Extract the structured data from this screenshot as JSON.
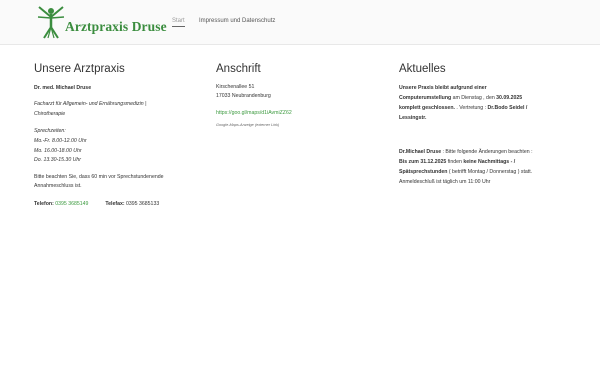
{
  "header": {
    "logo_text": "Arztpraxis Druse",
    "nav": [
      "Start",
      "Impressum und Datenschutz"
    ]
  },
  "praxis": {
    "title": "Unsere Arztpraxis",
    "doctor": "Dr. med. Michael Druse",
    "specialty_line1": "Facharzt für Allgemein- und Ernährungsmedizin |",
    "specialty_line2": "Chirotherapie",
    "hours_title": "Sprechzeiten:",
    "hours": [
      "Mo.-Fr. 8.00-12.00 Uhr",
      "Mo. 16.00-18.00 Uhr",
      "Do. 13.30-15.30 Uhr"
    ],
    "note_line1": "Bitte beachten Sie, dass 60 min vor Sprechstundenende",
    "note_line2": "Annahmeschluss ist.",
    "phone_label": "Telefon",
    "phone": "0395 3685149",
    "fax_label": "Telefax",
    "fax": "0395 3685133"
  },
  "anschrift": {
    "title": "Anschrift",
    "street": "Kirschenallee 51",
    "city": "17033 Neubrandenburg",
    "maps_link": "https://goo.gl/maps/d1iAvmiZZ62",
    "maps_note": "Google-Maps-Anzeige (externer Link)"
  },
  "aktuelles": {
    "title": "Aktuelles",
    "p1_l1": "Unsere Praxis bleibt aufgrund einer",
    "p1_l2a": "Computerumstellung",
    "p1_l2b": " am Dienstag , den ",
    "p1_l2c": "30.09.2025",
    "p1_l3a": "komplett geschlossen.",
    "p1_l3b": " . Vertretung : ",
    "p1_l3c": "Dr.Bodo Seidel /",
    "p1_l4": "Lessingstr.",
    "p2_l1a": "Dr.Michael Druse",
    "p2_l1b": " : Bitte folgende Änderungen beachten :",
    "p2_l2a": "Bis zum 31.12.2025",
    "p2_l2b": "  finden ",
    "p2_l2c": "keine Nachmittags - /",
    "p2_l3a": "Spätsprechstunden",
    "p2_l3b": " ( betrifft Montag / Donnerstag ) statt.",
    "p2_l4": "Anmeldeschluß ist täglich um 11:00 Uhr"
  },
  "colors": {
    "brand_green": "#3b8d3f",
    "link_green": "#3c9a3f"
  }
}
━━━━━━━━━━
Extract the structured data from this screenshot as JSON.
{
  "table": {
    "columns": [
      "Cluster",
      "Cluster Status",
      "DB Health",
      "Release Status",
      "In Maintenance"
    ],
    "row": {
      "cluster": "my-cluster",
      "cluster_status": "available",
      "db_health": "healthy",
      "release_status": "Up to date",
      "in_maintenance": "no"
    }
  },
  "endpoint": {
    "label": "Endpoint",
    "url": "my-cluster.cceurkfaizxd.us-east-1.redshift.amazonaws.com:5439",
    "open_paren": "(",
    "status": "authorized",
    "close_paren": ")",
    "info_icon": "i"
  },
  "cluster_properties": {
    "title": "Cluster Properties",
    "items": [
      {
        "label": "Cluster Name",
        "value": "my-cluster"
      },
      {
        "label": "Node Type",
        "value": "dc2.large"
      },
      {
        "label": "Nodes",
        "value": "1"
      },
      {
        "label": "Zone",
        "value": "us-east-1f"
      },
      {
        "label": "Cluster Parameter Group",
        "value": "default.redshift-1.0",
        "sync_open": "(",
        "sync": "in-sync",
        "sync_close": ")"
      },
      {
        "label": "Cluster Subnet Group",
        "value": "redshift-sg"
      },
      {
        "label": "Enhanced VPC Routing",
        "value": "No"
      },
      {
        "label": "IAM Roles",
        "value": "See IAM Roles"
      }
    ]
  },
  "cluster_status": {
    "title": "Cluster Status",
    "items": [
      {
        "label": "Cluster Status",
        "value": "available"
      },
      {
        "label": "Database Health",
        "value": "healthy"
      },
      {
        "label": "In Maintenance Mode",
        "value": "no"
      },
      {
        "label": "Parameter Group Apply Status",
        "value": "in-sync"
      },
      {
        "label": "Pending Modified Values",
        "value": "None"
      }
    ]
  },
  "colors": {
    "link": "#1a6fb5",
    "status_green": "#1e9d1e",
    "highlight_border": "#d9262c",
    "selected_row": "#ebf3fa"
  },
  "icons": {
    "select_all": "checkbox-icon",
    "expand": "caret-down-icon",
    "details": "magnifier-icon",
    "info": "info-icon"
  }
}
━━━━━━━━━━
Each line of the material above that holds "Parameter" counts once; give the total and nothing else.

2